• _DESCRIPTION OF THE TASK_
In the data below, find each line carrying the string "icon" and copy it out.

Records excerpted from a collection
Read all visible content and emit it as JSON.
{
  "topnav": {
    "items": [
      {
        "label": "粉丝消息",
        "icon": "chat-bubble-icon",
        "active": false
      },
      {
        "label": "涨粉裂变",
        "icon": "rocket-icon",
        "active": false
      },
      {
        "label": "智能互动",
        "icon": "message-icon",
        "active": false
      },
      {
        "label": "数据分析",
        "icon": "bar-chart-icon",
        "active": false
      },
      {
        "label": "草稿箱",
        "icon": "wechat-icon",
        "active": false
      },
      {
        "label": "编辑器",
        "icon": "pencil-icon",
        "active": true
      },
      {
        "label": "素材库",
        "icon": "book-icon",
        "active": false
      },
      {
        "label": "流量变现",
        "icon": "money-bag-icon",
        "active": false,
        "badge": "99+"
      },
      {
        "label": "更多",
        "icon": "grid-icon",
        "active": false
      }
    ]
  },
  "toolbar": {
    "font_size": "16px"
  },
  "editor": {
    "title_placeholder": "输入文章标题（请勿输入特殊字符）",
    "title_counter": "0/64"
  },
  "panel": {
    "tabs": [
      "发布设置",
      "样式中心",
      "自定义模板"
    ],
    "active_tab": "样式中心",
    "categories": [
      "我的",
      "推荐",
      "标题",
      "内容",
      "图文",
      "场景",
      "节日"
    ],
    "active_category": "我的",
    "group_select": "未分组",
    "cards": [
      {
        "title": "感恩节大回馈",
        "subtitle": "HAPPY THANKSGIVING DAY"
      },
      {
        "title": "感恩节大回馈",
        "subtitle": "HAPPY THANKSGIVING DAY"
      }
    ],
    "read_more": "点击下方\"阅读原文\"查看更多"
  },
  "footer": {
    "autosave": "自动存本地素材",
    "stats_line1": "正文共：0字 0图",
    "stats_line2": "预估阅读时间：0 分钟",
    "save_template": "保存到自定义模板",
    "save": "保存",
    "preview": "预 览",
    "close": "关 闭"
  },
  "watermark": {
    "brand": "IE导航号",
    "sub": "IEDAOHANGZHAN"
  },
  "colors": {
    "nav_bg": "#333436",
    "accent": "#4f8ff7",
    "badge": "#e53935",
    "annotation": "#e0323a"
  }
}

• _THE ANSWER_
        "icon": "chat-bubble-icon",
        "icon": "rocket-icon",
        "icon": "message-icon",
        "icon": "bar-chart-icon",
        "icon": "wechat-icon",
        "icon": "pencil-icon",
        "icon": "book-icon",
        "icon": "money-bag-icon",
        "icon": "grid-icon",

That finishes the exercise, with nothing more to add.